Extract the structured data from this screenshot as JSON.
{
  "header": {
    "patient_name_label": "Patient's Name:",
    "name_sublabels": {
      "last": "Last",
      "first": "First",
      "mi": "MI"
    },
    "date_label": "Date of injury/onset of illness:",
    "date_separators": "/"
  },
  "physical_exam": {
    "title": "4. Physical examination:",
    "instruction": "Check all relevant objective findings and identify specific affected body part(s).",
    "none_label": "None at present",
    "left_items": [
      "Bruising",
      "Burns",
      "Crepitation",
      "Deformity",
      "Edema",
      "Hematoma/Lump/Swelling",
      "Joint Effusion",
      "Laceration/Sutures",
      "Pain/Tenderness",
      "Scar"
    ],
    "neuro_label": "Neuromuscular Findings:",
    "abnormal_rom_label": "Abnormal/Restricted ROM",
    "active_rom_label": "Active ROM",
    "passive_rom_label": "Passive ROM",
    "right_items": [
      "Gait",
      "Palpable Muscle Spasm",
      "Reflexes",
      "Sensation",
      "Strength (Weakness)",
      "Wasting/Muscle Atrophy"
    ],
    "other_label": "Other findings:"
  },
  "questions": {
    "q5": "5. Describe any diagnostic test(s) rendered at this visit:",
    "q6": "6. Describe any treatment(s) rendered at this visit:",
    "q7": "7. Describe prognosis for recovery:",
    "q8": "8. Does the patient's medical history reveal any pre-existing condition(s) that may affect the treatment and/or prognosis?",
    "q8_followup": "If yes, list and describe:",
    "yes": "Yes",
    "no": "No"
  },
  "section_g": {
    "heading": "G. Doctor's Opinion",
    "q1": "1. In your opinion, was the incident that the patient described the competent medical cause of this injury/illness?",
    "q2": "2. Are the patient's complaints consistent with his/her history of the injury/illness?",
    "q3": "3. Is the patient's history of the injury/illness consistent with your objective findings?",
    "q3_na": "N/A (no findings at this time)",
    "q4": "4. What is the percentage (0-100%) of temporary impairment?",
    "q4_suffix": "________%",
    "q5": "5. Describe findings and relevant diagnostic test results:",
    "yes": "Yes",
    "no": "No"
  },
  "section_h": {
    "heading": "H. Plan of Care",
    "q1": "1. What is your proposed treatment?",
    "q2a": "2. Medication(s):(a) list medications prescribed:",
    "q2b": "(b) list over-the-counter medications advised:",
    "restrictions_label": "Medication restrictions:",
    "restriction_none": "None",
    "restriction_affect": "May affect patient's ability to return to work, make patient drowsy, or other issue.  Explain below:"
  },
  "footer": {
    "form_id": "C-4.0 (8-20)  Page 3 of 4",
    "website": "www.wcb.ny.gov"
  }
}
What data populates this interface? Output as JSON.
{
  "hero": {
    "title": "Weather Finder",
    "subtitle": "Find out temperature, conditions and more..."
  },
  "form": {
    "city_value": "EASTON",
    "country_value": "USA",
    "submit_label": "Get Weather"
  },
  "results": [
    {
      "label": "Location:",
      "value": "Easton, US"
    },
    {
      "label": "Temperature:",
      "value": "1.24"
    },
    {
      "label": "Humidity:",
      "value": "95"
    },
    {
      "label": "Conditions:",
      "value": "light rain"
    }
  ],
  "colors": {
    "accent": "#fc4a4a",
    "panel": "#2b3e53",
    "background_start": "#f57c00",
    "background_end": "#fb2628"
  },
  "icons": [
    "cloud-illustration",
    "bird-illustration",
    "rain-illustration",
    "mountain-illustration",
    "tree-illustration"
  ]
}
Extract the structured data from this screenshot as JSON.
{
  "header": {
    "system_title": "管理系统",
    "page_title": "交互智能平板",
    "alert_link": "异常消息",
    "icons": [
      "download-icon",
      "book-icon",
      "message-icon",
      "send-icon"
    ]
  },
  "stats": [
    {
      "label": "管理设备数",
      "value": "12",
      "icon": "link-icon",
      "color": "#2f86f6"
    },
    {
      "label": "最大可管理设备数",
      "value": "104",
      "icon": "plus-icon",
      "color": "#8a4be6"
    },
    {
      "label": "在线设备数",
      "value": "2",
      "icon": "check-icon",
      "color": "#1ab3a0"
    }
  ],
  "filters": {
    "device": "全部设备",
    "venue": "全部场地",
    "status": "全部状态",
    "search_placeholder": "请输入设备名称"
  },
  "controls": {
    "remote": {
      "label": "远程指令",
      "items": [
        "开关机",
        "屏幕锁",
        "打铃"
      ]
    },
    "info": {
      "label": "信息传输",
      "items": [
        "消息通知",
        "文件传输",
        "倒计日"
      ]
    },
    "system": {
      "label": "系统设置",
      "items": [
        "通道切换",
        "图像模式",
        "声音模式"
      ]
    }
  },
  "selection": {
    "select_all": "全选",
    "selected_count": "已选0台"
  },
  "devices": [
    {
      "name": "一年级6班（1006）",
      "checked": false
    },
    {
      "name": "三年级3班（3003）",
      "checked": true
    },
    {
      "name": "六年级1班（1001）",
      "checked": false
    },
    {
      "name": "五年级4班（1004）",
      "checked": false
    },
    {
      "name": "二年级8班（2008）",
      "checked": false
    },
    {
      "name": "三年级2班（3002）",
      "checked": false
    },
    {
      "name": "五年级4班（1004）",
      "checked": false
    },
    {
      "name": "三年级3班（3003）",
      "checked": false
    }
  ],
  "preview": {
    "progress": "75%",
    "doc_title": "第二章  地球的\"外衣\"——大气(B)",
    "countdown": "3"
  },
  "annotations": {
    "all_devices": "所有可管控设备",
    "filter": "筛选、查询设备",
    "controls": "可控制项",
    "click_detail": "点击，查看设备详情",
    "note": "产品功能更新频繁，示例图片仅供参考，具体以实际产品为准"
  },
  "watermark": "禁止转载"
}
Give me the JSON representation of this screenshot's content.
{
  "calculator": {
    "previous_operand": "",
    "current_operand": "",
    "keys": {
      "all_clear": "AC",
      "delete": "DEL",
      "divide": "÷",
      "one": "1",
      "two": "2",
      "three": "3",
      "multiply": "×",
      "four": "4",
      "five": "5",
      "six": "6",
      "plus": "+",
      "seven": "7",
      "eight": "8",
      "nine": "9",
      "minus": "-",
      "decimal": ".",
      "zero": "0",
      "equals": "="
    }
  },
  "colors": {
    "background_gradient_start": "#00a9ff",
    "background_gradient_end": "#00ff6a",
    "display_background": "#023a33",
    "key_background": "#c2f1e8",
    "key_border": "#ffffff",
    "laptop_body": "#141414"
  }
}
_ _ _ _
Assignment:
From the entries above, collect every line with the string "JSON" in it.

Expected output:
Extract the structured data from this screenshot as JSON.
What data populates this interface? Output as JSON.
Extract the structured data from this screenshot as JSON.
Give me the JSON representation of this screenshot's content.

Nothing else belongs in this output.